> _Exercise goal_: Could you return every record below exactly as it is written?

--------------------------------

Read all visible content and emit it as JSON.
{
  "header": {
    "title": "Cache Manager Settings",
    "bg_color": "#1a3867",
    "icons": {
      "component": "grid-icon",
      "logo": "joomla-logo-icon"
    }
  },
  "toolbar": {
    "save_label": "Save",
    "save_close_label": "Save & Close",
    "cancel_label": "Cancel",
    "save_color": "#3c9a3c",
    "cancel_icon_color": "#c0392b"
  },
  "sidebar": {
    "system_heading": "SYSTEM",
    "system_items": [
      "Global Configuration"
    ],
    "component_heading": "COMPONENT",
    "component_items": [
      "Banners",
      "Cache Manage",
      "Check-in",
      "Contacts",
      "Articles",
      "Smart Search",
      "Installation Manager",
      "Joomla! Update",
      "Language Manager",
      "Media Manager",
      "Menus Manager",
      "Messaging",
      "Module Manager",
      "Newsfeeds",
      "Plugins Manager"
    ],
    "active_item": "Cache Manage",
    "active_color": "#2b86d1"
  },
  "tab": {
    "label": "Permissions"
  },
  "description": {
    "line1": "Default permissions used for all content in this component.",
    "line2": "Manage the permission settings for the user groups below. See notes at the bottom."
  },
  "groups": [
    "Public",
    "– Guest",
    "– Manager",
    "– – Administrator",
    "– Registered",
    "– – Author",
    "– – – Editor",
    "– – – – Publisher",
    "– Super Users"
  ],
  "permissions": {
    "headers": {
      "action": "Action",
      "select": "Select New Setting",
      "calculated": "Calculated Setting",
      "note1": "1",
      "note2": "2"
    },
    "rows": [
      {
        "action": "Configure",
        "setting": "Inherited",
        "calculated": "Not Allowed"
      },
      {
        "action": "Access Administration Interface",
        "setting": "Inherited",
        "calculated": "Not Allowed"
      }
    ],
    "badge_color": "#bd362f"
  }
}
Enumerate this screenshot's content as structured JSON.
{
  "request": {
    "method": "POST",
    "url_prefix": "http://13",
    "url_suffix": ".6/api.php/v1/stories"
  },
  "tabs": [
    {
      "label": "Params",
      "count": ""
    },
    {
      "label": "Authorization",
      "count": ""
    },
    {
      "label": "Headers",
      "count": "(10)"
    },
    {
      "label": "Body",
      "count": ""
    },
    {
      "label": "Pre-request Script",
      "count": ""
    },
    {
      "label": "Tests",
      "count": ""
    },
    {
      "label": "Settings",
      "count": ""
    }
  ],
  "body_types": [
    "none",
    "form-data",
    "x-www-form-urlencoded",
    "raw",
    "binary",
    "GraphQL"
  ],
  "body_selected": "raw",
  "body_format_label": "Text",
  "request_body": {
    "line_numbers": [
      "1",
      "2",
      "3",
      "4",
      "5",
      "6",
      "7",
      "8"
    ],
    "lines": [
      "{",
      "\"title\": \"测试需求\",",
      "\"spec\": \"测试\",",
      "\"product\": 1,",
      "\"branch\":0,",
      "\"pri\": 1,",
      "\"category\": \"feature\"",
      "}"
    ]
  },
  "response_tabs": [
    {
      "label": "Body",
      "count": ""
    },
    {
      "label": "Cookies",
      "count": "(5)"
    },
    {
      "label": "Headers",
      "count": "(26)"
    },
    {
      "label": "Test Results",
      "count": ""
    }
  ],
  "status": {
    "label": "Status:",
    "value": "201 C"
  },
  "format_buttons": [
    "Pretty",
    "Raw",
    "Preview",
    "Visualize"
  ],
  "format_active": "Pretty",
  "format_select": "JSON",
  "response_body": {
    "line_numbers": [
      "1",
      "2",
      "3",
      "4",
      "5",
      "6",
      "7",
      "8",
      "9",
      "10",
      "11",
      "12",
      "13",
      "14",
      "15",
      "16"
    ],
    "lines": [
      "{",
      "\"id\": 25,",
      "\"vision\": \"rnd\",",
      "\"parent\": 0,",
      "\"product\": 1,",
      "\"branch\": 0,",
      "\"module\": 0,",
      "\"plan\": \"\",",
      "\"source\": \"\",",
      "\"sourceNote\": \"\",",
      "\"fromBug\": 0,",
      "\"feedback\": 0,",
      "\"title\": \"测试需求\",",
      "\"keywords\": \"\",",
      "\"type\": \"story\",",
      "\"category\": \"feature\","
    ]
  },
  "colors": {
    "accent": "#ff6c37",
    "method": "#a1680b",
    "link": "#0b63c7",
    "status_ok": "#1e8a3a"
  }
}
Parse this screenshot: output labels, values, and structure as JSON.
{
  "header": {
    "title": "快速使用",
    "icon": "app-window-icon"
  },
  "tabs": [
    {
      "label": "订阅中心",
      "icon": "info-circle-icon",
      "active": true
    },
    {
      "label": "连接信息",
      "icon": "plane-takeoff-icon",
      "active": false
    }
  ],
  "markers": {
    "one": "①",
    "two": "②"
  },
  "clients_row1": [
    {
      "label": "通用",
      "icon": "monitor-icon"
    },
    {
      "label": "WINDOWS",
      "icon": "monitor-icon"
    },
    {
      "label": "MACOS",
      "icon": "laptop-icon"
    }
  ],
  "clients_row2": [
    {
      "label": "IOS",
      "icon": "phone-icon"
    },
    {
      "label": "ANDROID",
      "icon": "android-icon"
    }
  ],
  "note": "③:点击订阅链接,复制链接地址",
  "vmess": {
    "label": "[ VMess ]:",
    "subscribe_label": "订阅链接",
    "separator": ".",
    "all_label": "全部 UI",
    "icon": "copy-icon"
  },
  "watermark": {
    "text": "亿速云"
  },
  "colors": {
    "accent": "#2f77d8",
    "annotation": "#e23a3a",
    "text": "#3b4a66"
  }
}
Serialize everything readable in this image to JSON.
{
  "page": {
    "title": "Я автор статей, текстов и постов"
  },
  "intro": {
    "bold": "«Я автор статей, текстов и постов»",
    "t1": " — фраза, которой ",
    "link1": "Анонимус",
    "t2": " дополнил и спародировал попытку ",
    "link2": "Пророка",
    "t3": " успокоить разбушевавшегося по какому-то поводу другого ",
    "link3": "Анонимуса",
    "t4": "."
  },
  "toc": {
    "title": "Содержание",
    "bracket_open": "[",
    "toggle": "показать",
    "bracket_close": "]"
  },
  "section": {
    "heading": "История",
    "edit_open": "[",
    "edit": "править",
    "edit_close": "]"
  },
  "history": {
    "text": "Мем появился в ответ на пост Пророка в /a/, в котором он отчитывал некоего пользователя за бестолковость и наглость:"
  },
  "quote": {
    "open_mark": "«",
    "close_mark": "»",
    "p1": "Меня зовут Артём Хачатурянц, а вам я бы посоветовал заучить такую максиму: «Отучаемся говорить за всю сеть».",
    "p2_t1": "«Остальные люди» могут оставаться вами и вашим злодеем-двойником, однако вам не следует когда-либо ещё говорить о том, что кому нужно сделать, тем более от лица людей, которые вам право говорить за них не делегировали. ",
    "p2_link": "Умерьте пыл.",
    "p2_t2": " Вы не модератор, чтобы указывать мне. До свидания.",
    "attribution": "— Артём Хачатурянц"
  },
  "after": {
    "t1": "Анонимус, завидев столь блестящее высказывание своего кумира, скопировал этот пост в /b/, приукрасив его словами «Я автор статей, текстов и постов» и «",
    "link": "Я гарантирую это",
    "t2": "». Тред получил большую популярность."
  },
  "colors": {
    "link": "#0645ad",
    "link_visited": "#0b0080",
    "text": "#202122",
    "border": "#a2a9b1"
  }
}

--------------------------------

> _Exercise result_:
Read all visible content and emit it as JSON.
{
  "header": {
    "title": "Cache Manager Settings",
    "bg_color": "#1a3867",
    "icons": {
      "component": "grid-icon",
      "logo": "joomla-logo-icon"
    }
  },
  "toolbar": {
    "save_label": "Save",
    "save_close_label": "Save & Close",
    "cancel_label": "Cancel",
    "save_color": "#3c9a3c",
    "cancel_icon_color": "#c0392b"
  },
  "sidebar": {
    "system_heading": "SYSTEM",
    "system_items": [
      "Global Configuration"
    ],
    "component_heading": "COMPONENT",
    "component_items": [
      "Banners",
      "Cache Manage",
      "Check-in",
      "Contacts",
      "Articles",
      "Smart Search",
      "Installation Manager",
      "Joomla! Update",
      "Language Manager",
      "Media Manager",
      "Menus Manager",
      "Messaging",
      "Module Manager",
      "Newsfeeds",
      "Plugins Manager"
    ],
    "active_item": "Cache Manage",
    "active_color": "#2b86d1"
  },
  "tab": {
    "label": "Permissions"
  },
  "description": {
    "line1": "Default permissions used for all content in this component.",
    "line2": "Manage the permission settings for the user groups below. See notes at the bottom."
  },
  "groups": [
    "Public",
    "– Guest",
    "– Manager",
    "– – Administrator",
    "– Registered",
    "– – Author",
    "– – – Editor",
    "– – – – Publisher",
    "– Super Users"
  ],
  "permissions": {
    "headers": {
      "action": "Action",
      "select": "Select New Setting",
      "calculated": "Calculated Setting",
      "note1": "1",
      "note2": "2"
    },
    "rows": [
      {
        "action": "Configure",
        "setting": "Inherited",
        "calculated": "Not Allowed"
      },
      {
        "action": "Access Administration Interface",
        "setting": "Inherited",
        "calculated": "Not Allowed"
      }
    ],
    "badge_color": "#bd362f"
  }
}
Enumerate this screenshot's content as structured JSON.
{
  "request": {
    "method": "POST",
    "url_prefix": "http://13",
    "url_suffix": ".6/api.php/v1/stories"
  },
  "tabs": [
    {
      "label": "Params",
      "count": ""
    },
    {
      "label": "Authorization",
      "count": ""
    },
    {
      "label": "Headers",
      "count": "(10)"
    },
    {
      "label": "Body",
      "count": ""
    },
    {
      "label": "Pre-request Script",
      "count": ""
    },
    {
      "label": "Tests",
      "count": ""
    },
    {
      "label": "Settings",
      "count": ""
    }
  ],
  "body_types": [
    "none",
    "form-data",
    "x-www-form-urlencoded",
    "raw",
    "binary",
    "GraphQL"
  ],
  "body_selected": "raw",
  "body_format_label": "Text",
  "request_body": {
    "line_numbers": [
      "1",
      "2",
      "3",
      "4",
      "5",
      "6",
      "7",
      "8"
    ],
    "lines": [
      "{",
      "\"title\": \"测试需求\",",
      "\"spec\": \"测试\",",
      "\"product\": 1,",
      "\"branch\":0,",
      "\"pri\": 1,",
      "\"category\": \"feature\"",
      "}"
    ]
  },
  "response_tabs": [
    {
      "label": "Body",
      "count": ""
    },
    {
      "label": "Cookies",
      "count": "(5)"
    },
    {
      "label": "Headers",
      "count": "(26)"
    },
    {
      "label": "Test Results",
      "count": ""
    }
  ],
  "status": {
    "label": "Status:",
    "value": "201 C"
  },
  "format_buttons": [
    "Pretty",
    "Raw",
    "Preview",
    "Visualize"
  ],
  "format_active": "Pretty",
  "format_select": "JSON",
  "response_body": {
    "line_numbers": [
      "1",
      "2",
      "3",
      "4",
      "5",
      "6",
      "7",
      "8",
      "9",
      "10",
      "11",
      "12",
      "13",
      "14",
      "15",
      "16"
    ],
    "lines": [
      "{",
      "\"id\": 25,",
      "\"vision\": \"rnd\",",
      "\"parent\": 0,",
      "\"product\": 1,",
      "\"branch\": 0,",
      "\"module\": 0,",
      "\"plan\": \"\",",
      "\"source\": \"\",",
      "\"sourceNote\": \"\",",
      "\"fromBug\": 0,",
      "\"feedback\": 0,",
      "\"title\": \"测试需求\",",
      "\"keywords\": \"\",",
      "\"type\": \"story\",",
      "\"category\": \"feature\","
    ]
  },
  "colors": {
    "accent": "#ff6c37",
    "method": "#a1680b",
    "link": "#0b63c7",
    "status_ok": "#1e8a3a"
  }
}
Parse this screenshot: output labels, values, and structure as JSON.
{
  "header": {
    "title": "快速使用",
    "icon": "app-window-icon"
  },
  "tabs": [
    {
      "label": "订阅中心",
      "icon": "info-circle-icon",
      "active": true
    },
    {
      "label": "连接信息",
      "icon": "plane-takeoff-icon",
      "active": false
    }
  ],
  "markers": {
    "one": "①",
    "two": "②"
  },
  "clients_row1": [
    {
      "label": "通用",
      "icon": "monitor-icon"
    },
    {
      "label": "WINDOWS",
      "icon": "monitor-icon"
    },
    {
      "label": "MACOS",
      "icon": "laptop-icon"
    }
  ],
  "clients_row2": [
    {
      "label": "IOS",
      "icon": "phone-icon"
    },
    {
      "label": "ANDROID",
      "icon": "android-icon"
    }
  ],
  "note": "③:点击订阅链接,复制链接地址",
  "vmess": {
    "label": "[ VMess ]:",
    "subscribe_label": "订阅链接",
    "separator": ".",
    "all_label": "全部 UI",
    "icon": "copy-icon"
  },
  "watermark": {
    "text": "亿速云"
  },
  "colors": {
    "accent": "#2f77d8",
    "annotation": "#e23a3a",
    "text": "#3b4a66"
  }
}
Serialize everything readable in this image to JSON.
{
  "page": {
    "title": "Я автор статей, текстов и постов"
  },
  "intro": {
    "bold": "«Я автор статей, текстов и постов»",
    "t1": " — фраза, которой ",
    "link1": "Анонимус",
    "t2": " дополнил и спародировал попытку ",
    "link2": "Пророка",
    "t3": " успокоить разбушевавшегося по какому-то поводу другого ",
    "link3": "Анонимуса",
    "t4": "."
  },
  "toc": {
    "title": "Содержание",
    "bracket_open": "[",
    "toggle": "показать",
    "bracket_close": "]"
  },
  "section": {
    "heading": "История",
    "edit_open": "[",
    "edit": "править",
    "edit_close": "]"
  },
  "history": {
    "text": "Мем появился в ответ на пост Пророка в /a/, в котором он отчитывал некоего пользователя за бестолковость и наглость:"
  },
  "quote": {
    "open_mark": "«",
    "close_mark": "»",
    "p1": "Меня зовут Артём Хачатурянц, а вам я бы посоветовал заучить такую максиму: «Отучаемся говорить за всю сеть».",
    "p2_t1": "«Остальные люди» могут оставаться вами и вашим злодеем-двойником, однако вам не следует когда-либо ещё говорить о том, что кому нужно сделать, тем более от лица людей, которые вам право говорить за них не делегировали. ",
    "p2_link": "Умерьте пыл.",
    "p2_t2": " Вы не модератор, чтобы указывать мне. До свидания.",
    "attribution": "— Артём Хачатурянц"
  },
  "after": {
    "t1": "Анонимус, завидев столь блестящее высказывание своего кумира, скопировал этот пост в /b/, приукрасив его словами «Я автор статей, текстов и постов» и «",
    "link": "Я гарантирую это",
    "t2": "». Тред получил большую популярность."
  },
  "colors": {
    "link": "#0645ad",
    "link_visited": "#0b0080",
    "text": "#202122",
    "border": "#a2a9b1"
  }
}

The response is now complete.